Potato bugs eat the stems and leaves of a potato plant, and if they are many, they can completely defoliate your plants. Potato plants can tolerate infestations in the early season, but if the problem occurs when tubers are growing actively, it becomes severe.
Jerusalem crickets become a threat when in swarms and can be removed using various methods if they are few. You can remove woodpiles and old pots from your fields that act as hiding spots. Beetles require more effort to eliminate as they hatch in large numbers and cause more damage.
Are potato bugs harmful to Humans?
Both Colorado beetles and Jerusalem crickets are not hazardous to human beings. Jerusalem crickets can, however, bite and cause pain. Avoid provoking the pests directly but instead allow them to fly.
Beetles are entirely harmless to humans, and their threat is only towards your plants.
How to protect your crops from potato bugs
Colorado potato beetles are the greatest threat to your crops since each female can lay up to 25-eggs at once. Once the eggs hatch, the larvae feed on your plants and eventually destroy them. Preventing a potato bug infestation is more comfortable than getting rid of them once they invade. Try these methods to eliminate beetles from your field;
- Crop rotation
Do not plant your potatoes in the same spot every year, as doing this will give beetles access to your plants. The creatures will conveniently find a mate, pick a plant, lay eggs, and continue with this cycle.
- Companion planting
Some plants can deter beetles if you plant them alongside or interplant with your potatoes. These plants include sage, tansy, and catnip but be careful when growing since tansy and catnip can spread quickly.
Be sure to put them under control by uprooting any unwanted young plants or not allowing them to seed.
- Early-maturing or resistant plant varieties
You can plant potato varieties that are resistant to Colorado beetles such as Russet Burbank. Planting varieties that mature early could also be helpful since damage by beetles only worsens as the season progresses and the eggs hatch. Yukon Gold, Norland, and Caribe potatoes are all early-maturing varieties planted for the early season.
- Floating row covers
You can place floating row covers on top of your plants and allow them to sit. This unique material lets in air and light but keeps away hungry potato beetles.
- Straw Mulching
You can also mulch your potatoes heavily with straw to keep the tubers out of sunlight. Mulching will also help create a suitable habitation for ground beetles, green lacewings, and ladybugs, which feed on the Colorado potato beetles.
- Rear ducks, geese, chickens, or guineas
When your plants are relatively mature, allow your poultry to wander through the farm from time to time. They will pick off potato bugs and help keep them under control.
- Organic treatments
You can apply various methods to put potato beetles under control once they infest your plants. You will need to act fast and combat these annoying creatures immediately you spot them. Here are some of these methods;
- Hand-pick the beetles, eggs, and larvae and place them in a bucket containing soapy water to kill them
- Apply neem oil, which is an organic gardener’s go-to insecticide. This product works better than most conventional options
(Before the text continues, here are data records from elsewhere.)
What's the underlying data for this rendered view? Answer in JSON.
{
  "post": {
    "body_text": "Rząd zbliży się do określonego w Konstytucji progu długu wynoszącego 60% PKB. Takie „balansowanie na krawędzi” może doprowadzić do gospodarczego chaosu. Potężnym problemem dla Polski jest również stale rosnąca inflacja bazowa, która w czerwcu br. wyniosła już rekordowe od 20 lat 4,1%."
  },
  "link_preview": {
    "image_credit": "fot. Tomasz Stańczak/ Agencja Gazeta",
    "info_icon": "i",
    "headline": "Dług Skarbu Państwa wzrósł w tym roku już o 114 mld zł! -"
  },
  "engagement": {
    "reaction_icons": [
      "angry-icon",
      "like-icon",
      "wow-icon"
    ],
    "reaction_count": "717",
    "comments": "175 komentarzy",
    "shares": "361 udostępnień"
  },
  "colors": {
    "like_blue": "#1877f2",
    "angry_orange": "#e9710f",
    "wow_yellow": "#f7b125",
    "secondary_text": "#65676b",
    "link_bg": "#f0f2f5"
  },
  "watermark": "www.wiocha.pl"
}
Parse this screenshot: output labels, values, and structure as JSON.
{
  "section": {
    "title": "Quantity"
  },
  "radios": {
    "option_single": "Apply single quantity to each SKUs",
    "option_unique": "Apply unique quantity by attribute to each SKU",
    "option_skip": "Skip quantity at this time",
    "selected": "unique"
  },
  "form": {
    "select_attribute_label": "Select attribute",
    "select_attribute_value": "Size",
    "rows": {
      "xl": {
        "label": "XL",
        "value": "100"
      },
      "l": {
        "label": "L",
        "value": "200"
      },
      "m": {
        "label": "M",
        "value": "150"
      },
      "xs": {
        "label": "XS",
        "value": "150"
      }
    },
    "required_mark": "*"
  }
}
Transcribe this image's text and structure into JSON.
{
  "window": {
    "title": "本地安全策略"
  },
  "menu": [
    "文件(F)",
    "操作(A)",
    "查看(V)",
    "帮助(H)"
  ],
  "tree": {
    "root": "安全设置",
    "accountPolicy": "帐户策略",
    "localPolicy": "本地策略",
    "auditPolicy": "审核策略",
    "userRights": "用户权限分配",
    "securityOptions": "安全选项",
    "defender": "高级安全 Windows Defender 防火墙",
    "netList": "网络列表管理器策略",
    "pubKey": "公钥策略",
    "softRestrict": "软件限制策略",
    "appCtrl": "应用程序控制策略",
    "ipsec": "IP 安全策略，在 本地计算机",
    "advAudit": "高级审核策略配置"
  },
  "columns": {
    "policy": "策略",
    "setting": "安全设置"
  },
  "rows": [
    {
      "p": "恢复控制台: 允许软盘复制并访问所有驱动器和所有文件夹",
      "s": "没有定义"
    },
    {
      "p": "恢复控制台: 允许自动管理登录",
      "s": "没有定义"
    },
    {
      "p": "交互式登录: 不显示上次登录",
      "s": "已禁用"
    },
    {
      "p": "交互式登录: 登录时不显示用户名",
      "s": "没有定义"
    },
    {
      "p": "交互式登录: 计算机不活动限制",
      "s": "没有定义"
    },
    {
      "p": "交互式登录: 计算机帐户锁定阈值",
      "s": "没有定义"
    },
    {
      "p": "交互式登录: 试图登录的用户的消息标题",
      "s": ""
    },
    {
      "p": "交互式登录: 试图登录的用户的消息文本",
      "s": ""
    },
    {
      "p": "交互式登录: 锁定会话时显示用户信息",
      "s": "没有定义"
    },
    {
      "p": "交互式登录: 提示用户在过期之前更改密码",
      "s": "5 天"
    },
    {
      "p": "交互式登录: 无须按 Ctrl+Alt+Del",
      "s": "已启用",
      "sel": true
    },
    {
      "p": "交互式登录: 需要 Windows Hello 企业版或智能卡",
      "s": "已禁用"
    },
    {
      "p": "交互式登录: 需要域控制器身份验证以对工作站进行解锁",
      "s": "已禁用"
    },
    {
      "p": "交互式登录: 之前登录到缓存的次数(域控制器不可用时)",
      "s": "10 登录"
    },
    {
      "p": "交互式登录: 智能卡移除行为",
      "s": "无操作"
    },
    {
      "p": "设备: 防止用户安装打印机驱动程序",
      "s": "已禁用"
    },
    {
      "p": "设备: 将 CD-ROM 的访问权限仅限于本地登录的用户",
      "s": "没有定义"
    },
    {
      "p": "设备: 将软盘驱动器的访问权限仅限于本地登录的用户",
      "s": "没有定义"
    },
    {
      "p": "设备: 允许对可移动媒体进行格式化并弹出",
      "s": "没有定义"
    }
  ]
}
- Use a special bug-vacuum to remove the eggs, larvae, and beetles. You can also use an ordinary handheld household vacuum to get rid of the creatures
Why you find potato bugs in your house
The presence of potato bugs in your house is an indication of an outdoor infestation. When the pests population increases, they may move inside your home to look for alternative shelter and food. If your yard has excessive debris and moisture, it could harbor pill bugs.
Heavy rainfall could also drive the pests inside during early summer and in the spring.
Potato bugs can be a menace to your plants if allowed to infest your gardens in large numbers. These crawling pests are named potato bugs due to their eating habits as they feed on the leaves, tubers, and even your plants’ roots.
If you don’t get rid of these creatures, they can destroy your potatoes and other crops such as peppers, eggplants, and tomatoes. You can prevent the pest by using chemical insecticides, baiting, trapping, or physically removing them from the plants.